2. Fixing the Defense
Where should we start? The good news for Texas A&M: It’s hard to get any worse. The bad news? The Aggies may not show dramatic improvement on defense in 2014.
Texas A&M ranked 14th in the SEC in points allowed, last in the conference against the run and generated only 14 sacks in eight league matchups. The Aggies also allowed 42 scores on 48 redzone trips by their opponents.
Each level of the defense has concerns, which were magnified by the loss of tackle Isaiah Golden, end Gavin Stansbury and linebacker Darian Claiborne this offseason. With only five returning starters, coordinator Mark Snyder has his work cut out for him this fall.
Talent certainly isn’t an issue, but there’s a good chance the Aggies will field a defense with only eight seniors in the defensive two-deep.
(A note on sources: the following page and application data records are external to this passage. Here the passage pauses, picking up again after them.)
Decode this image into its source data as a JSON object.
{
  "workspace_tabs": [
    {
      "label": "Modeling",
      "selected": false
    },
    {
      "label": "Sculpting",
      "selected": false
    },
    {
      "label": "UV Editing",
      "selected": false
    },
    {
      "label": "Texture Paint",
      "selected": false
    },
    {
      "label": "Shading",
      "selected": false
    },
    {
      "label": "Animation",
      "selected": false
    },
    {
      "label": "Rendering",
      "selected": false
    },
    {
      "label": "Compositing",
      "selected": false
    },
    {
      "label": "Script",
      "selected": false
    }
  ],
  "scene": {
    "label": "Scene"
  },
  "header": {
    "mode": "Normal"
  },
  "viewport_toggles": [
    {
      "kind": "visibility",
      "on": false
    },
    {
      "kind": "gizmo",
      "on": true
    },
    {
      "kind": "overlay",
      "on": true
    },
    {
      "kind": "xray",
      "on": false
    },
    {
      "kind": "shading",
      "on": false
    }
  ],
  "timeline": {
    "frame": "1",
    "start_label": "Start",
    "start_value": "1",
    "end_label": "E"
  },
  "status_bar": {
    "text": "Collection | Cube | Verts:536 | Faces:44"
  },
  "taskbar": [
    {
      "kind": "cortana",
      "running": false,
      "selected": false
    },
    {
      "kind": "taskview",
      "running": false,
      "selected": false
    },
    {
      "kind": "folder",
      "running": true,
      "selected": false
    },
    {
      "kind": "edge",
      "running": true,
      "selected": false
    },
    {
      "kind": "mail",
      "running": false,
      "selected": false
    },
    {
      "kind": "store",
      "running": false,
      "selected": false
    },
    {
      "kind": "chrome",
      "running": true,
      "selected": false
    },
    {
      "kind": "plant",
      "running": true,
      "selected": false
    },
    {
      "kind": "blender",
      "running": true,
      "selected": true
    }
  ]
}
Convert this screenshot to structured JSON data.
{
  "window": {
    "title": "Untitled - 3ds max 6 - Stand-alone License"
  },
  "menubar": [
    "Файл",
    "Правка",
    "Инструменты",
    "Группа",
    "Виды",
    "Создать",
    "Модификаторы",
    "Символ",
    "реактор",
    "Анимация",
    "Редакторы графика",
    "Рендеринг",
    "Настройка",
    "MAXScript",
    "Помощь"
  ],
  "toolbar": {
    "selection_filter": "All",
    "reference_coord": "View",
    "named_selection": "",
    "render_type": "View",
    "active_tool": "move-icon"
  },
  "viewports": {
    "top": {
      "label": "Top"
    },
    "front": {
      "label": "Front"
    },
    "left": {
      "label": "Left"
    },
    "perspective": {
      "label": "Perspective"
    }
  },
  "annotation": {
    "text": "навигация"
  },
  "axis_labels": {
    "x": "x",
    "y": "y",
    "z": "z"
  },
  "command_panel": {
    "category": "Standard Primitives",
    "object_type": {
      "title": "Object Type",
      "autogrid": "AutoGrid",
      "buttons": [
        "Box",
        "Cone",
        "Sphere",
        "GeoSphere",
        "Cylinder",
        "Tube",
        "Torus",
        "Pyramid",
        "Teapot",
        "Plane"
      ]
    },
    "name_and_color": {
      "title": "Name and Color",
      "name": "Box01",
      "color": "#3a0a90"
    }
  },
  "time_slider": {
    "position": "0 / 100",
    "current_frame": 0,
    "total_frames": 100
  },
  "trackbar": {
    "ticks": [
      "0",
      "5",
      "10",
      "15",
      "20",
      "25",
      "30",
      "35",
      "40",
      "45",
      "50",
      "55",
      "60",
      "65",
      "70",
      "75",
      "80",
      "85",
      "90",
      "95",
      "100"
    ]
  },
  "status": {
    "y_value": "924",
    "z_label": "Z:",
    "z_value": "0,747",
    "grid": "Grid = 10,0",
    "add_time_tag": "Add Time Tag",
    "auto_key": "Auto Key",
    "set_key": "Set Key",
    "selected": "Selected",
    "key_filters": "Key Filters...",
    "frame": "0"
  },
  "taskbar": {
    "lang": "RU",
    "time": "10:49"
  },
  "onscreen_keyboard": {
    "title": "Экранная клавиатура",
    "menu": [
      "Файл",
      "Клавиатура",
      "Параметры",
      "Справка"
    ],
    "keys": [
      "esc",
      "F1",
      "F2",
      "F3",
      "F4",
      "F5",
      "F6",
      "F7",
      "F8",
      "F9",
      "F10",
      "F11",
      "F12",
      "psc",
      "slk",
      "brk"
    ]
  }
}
How quickly will the young talent reach its potential?
The line will be counting on true freshman Myles Garrett to play right away, while sophomores Hardreck Walker and Daeshon Hall need to take on a bigger role. Redshirt freshman Justin Manning and true freshman Zaycoven Henderson will be asked to play significant snaps on the interior. As mentioned above, the line has talent, but it's also very young. Snyder needs this group to be stronger at the point of attack and eliminate some of the big plays allowed on the ground in 2013 (84 rushes of 10 or more yards).
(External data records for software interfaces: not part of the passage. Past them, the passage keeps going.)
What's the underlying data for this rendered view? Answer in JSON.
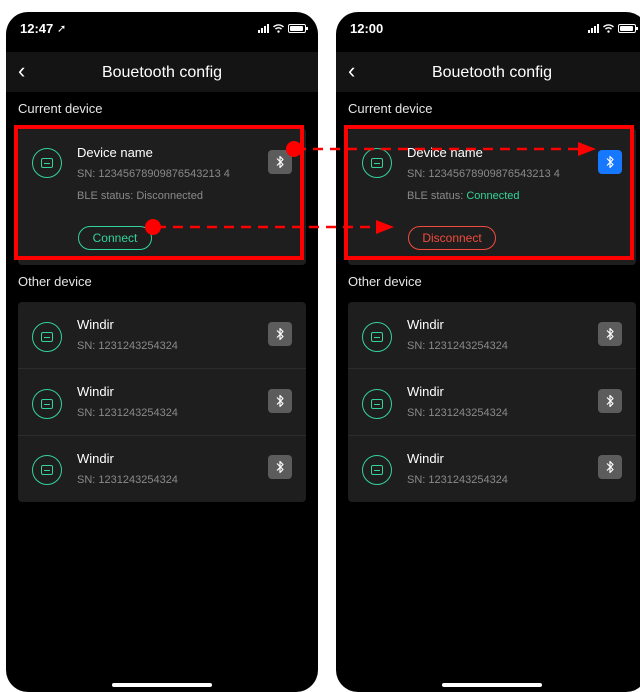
{
  "screens": [
    {
      "status_time": "12:47",
      "nav_title": "Bouetooth config",
      "current_section": "Current device",
      "current_device": {
        "name": "Device name",
        "sn": "SN: 12345678909876543213 4",
        "ble_label": "BLE status:",
        "ble_value": "Disconnected",
        "action": "Connect"
      },
      "other_section": "Other device",
      "others": [
        {
          "name": "Windir",
          "sn": "SN: 1231243254324"
        },
        {
          "name": "Windir",
          "sn": "SN: 1231243254324"
        },
        {
          "name": "Windir",
          "sn": "SN: 1231243254324"
        }
      ]
    },
    {
      "status_time": "12:00",
      "nav_title": "Bouetooth config",
      "current_section": "Current device",
      "current_device": {
        "name": "Device name",
        "sn": "SN: 12345678909876543213 4",
        "ble_label": "BLE status:",
        "ble_value": "Connected",
        "action": "Disconnect"
      },
      "other_section": "Other device",
      "others": [
        {
          "name": "Windir",
          "sn": "SN: 1231243254324"
        },
        {
          "name": "Windir",
          "sn": "SN: 1231243254324"
        },
        {
          "name": "Windir",
          "sn": "SN: 1231243254324"
        }
      ]
    }
  ],
  "colors": {
    "accent_green": "#34d399",
    "danger_red": "#f24b3d",
    "bt_blue": "#1677ff",
    "annotation_red": "#ff0000"
  },
  "icons": [
    "back-chevron-icon",
    "device-icon",
    "bluetooth-icon",
    "signal-icon",
    "wifi-icon",
    "battery-icon"
  ]
}
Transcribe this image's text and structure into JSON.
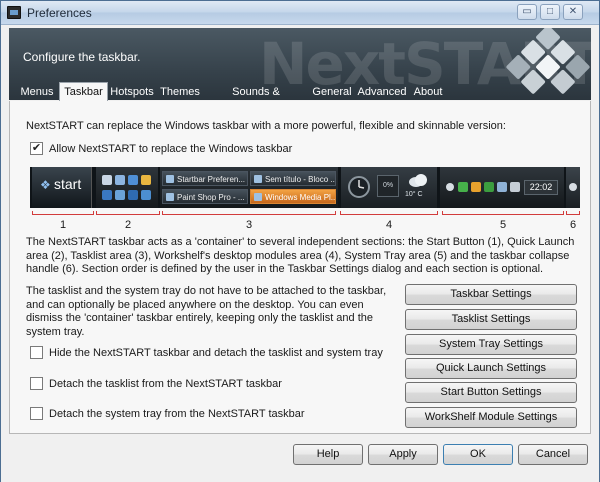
{
  "window": {
    "title": "Preferences",
    "minimize_glyph": "▭",
    "maximize_glyph": "□",
    "close_glyph": "✕"
  },
  "banner": {
    "brand": "NextSTART",
    "subtitle": "Configure the taskbar."
  },
  "tabs": [
    {
      "label": "Menus",
      "active": false
    },
    {
      "label": "Taskbar",
      "active": true
    },
    {
      "label": "Hotspots",
      "active": false
    },
    {
      "label": "Themes",
      "active": false
    },
    {
      "label": "Sounds & Animations",
      "active": false
    },
    {
      "label": "General",
      "active": false
    },
    {
      "label": "Advanced",
      "active": false
    },
    {
      "label": "About",
      "active": false
    }
  ],
  "taskbar_page": {
    "intro": "NextSTART can replace the Windows taskbar with a more powerful, flexible and skinnable version:",
    "allow_replace": {
      "label": "Allow NextSTART to replace the Windows taskbar",
      "checked": true,
      "mark": "✔"
    },
    "preview": {
      "start_label": "start",
      "start_orb": "❖",
      "tasks": [
        "Startbar Preferen...",
        "Sem título - Bloco ...",
        "Paint Shop Pro - ...",
        "Windows Media Pl..."
      ],
      "active_task": "Windows Media Pl...",
      "ws_temp": "10° C",
      "ws_cpu": "0%",
      "clock": "22:02",
      "section_numbers": [
        "1",
        "2",
        "3",
        "4",
        "5",
        "6"
      ]
    },
    "description": "The NextSTART taskbar acts as a 'container' to several independent sections: the Start Button (1), Quick Launch area (2), Tasklist area (3), Workshelf's desktop modules area (4), System Tray area (5) and the taskbar collapse handle (6). Section order is defined by the user in the Taskbar Settings dialog and each section is optional.",
    "detach_text": "The tasklist and the system tray do not have to be attached to the taskbar, and can optionally be placed anywhere on the desktop. You can even dismiss the 'container' taskbar entirely, keeping only the tasklist and the system tray.",
    "options": [
      {
        "label": "Hide the NextSTART taskbar and detach the tasklist and system tray",
        "checked": false
      },
      {
        "label": "Detach the tasklist from the NextSTART taskbar",
        "checked": false
      },
      {
        "label": "Detach the system tray from the NextSTART taskbar",
        "checked": false
      }
    ],
    "settings_buttons": [
      "Taskbar Settings",
      "Tasklist Settings",
      "System Tray Settings",
      "Quick Launch Settings",
      "Start Button Settings",
      "WorkShelf Module Settings"
    ]
  },
  "footer": {
    "help": "Help",
    "apply": "Apply",
    "ok": "OK",
    "cancel": "Cancel"
  }
}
At linebacker, Tommy Sanders or A.J. Hilliard will get first crack at replacing Claiborne on the weakside. This unit as a whole has to perform better and will be needed to help plug a run defense that was gashed frequently in 2013.
Establishing a consistent pass rush will help the secondary, which allowed 23 touchdowns in eight SEC contests last year. The defensive backfield could be the strength of Snyder’s defense, especially if cornerback Deshazor Everett plays at an All-SEC level. Junior De’Vante Harris has 18 starts under his belt and will start on the opposite side of Everett. The Aggies have to get better play from their safeties, which include senior starters Floyd Raven and Howard Matthews.
It's hard to envision this defense performing any worse than last year, but it may take a chunk of the season for the defense to find its footing with the young players stepping into the lineup.
3. Solidify the Offensive Line
Out of the three fall practice goals, this is the least of Kevin Sumlin’s worries. The Aggies have a future first-round pick in Cedric Ogbuehi anchoring the line at left tackle, while Mike Matthews is one of the best centers in the SEC. Senior Jarvis Harrison starts at left guard, and sophomore Germain Ifedi returns after starting 13 games as a redshirt freshman. Ifedi will move from guard to tackle in 2014.
The only open spot on Texas A&M’s line is at right guard, where junior Joseph Cheek holds an edge over junior college recruit Jermaine Eluemunor. With Cheek stepping in at right guard, combined with Ogbuehi and Ifedi changing positions, the line needs snaps to jell in the fall.